It might not be a giant leap, but it definitely a step in the right direction. 

#2 The settled back four 

The back four of Narayan Das, Anas Edathodika, Sandesh Jhingan and Pritam Kotal undoubtedly is the best in India on paper. Apart from Narayan Das, who has had a stop-start season with East Bengal, the defenders are bang in form. Add to that their ability and experience and we have the perfect recipe for success. 

However, what is really interesting is the variation and flexibility in the back four, Pritam Kotal is a very solid right-back equally good defensively and going forward and can come up with that occasionally pile driver from the edge of the box. Sandesh is a very good defender, good with the ball at his feet and pops up with the occasional goal (like he did).  Anas is the no-nonsense defender that every team needs. Narayan too, like his counterpart on the other wing, is good at going forward and has a mean cross in him. 

India, if they need to climb higher in the FIFA rankings will face a lot of different type of oppositions, and their versatility will be key if the Blue Tigers are to succeed. 

#3 The performance of Eugeneson Lyngdoh

Even the most ardent of Eugeneson Lyngdoh fan will agree that the midfielder has had an underwhelming season to his personal high standards.
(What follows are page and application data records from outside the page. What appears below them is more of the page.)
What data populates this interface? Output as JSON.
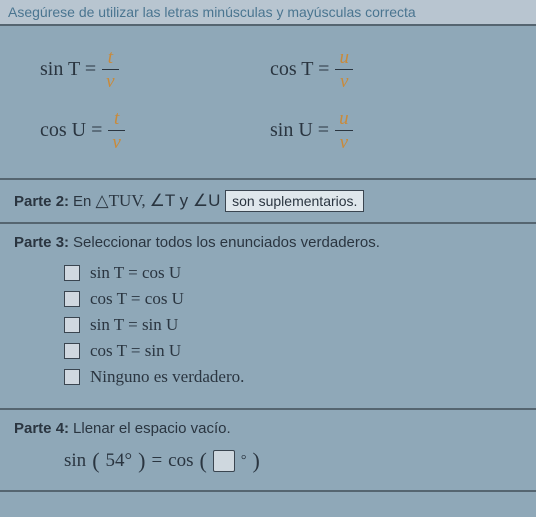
{
  "top_warning": "Asegúrese de utilizar las letras minúsculas y mayúsculas correcta",
  "part1": {
    "eq1": {
      "lhs": "sin T",
      "num": "t",
      "den": "v"
    },
    "eq2": {
      "lhs": "cos T",
      "num": "u",
      "den": "v"
    },
    "eq3": {
      "lhs": "cos U",
      "num": "t",
      "den": "v"
    },
    "eq4": {
      "lhs": "sin U",
      "num": "u",
      "den": "v"
    }
  },
  "part2": {
    "label": "Parte 2:",
    "prefix": "En ",
    "triangle": "△TUV,",
    "angles_text": " ∠T y ∠U ",
    "dropdown_value": "son suplementarios."
  },
  "part3": {
    "label": "Parte 3:",
    "text": "Seleccionar todos los enunciados verdaderos.",
    "options": [
      "sin T = cos U",
      "cos T = cos U",
      "sin T = sin U",
      "cos T = sin U",
      "Ninguno es verdadero."
    ]
  },
  "part4": {
    "label": "Parte 4:",
    "text": "Llenar el espacio vacío.",
    "lhs_func": "sin",
    "lhs_arg": "54°",
    "eq": "=",
    "rhs_func": "cos",
    "rhs_deg": "°"
  }
}
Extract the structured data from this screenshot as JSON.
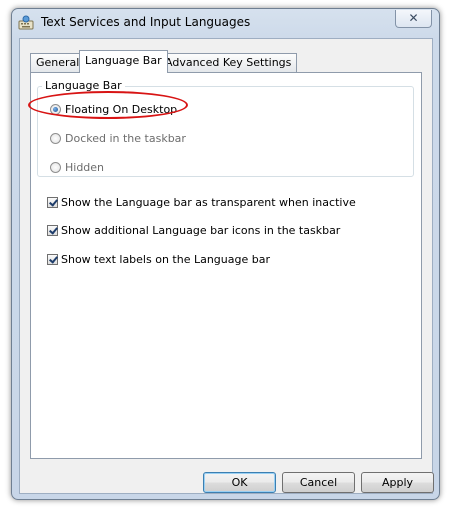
{
  "window": {
    "title": "Text Services and Input Languages",
    "close_glyph": "✕"
  },
  "tabs": [
    {
      "label": "General",
      "active": false
    },
    {
      "label": "Language Bar",
      "active": true
    },
    {
      "label": "Advanced Key Settings",
      "active": false
    }
  ],
  "language_bar_group": {
    "title": "Language Bar",
    "options": [
      {
        "label": "Floating On Desktop",
        "selected": true,
        "enabled": true
      },
      {
        "label": "Docked in the taskbar",
        "selected": false,
        "enabled": false
      },
      {
        "label": "Hidden",
        "selected": false,
        "enabled": false
      }
    ]
  },
  "checkboxes": [
    {
      "label": "Show the Language bar as transparent when inactive",
      "checked": true
    },
    {
      "label": "Show additional Language bar icons in the taskbar",
      "checked": true
    },
    {
      "label": "Show text labels on the Language bar",
      "checked": true
    }
  ],
  "buttons": {
    "ok": "OK",
    "cancel": "Cancel",
    "apply": "Apply"
  },
  "annotation_color": "#d81414"
}
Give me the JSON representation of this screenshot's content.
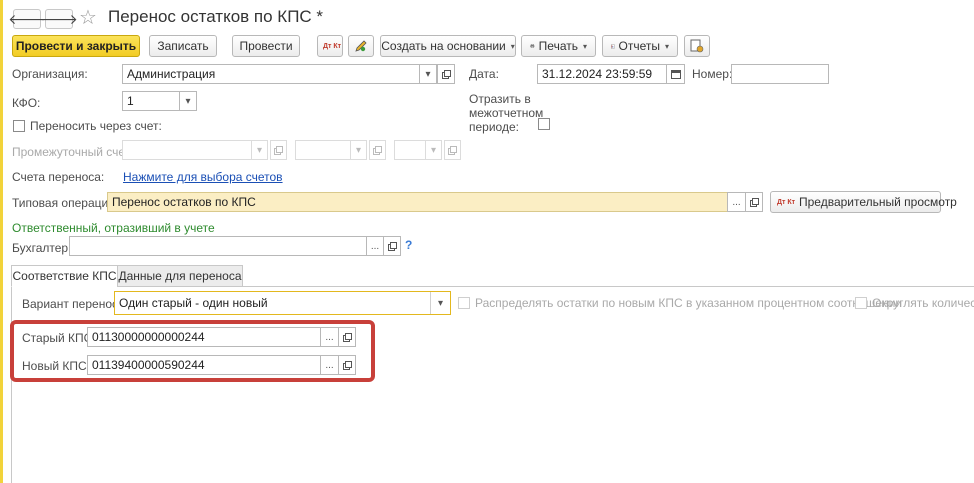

He has probably had to play in a very unfamiliar Number 10 position for his club this season and has often been a bystander as the game passed him by. 

On Tuesday, he was asked to come out for an injured Rowllin Borges and boy did he put up a performance. Before the former Shillong Lajong man took the field, India had less possession than Nepal and were struggling to create chances. His first touch was a lovely dinked ball for Jeje to run on to, and that set up the tone for the evening. 

He was brilliant, moving from box to box with aplomb and in some occasions covering for an underwhelming Mohammed Rafique. His highlight of the game was a volleyed cross-field ball into the feet of Bikash Jairu to start a counter-attack. 

If India are to get 3 points in the qualifier against the Kyrgyz Republic, they would need their midfield maestro at his imperious best, and the signs are just about right. 



#1 The 4-4-2 formation and the style of play

There is a reason why only a few teams in world football play the 4-4-2 formation with two out and out strikers and two wingers. It leaves the midfield often outnumbered and allows the opposition to attack the back four when they bypass the two holding. 

On Tuesday, exactly that happened, Jeje and Robin Singh, two out and out strikers started for India and the midfield two was outnumbered by their Nepalese counterparts to the extent that a team ranked 69 places below them in the FIFA rankings had more possession of the ball. 

The defenders had to constantly hit the ball long, as the midfield 3 of Nepal marked out the midfield two of India and India lost possession quite often. Until the red card for Biraj Maharjan, India struggled in midfield and were crowded out once too often. 

The Blue Tigers might have got away with it given it was only Nepal, but will that be the case against a stronger opposition? A question Stephen Constantine would perhaps like to avoid.

#2 Robin Singh

After the game on Tuesday, Constantine explained the press Robin Singh’s substitution after the first half, “It's not a reflection whether he played good or bad. He was always one of them who was going to come out”. 

The East Bengal striker struggled throughout the game with his positional and hold up play. India could hardly keep the ball in the final third, and when they did, the former Bengaluru FC player often played a poor pass. He even missed the wonderful opportunity on his head around the 23rd minute when Jackichand cross fortuitously fell for him. 

That brings the question, are India a better team with or without the striker? 

With Robin substituted for the second half, the rate of long balls forward was reduced to at least half of what it was in the first half. Robin hardly comes short for the ball to be played at his feet and therefore the midfielders and defenders are obligated to hit the ball long. 

The left-footed centre forward has exactly 4 goals in his international career, the same number of goals centre-back Sandesh has in his 15-game Indian career. 

With Sunil Chhetri and CK Vineeth coming back, the number 9 should be worried.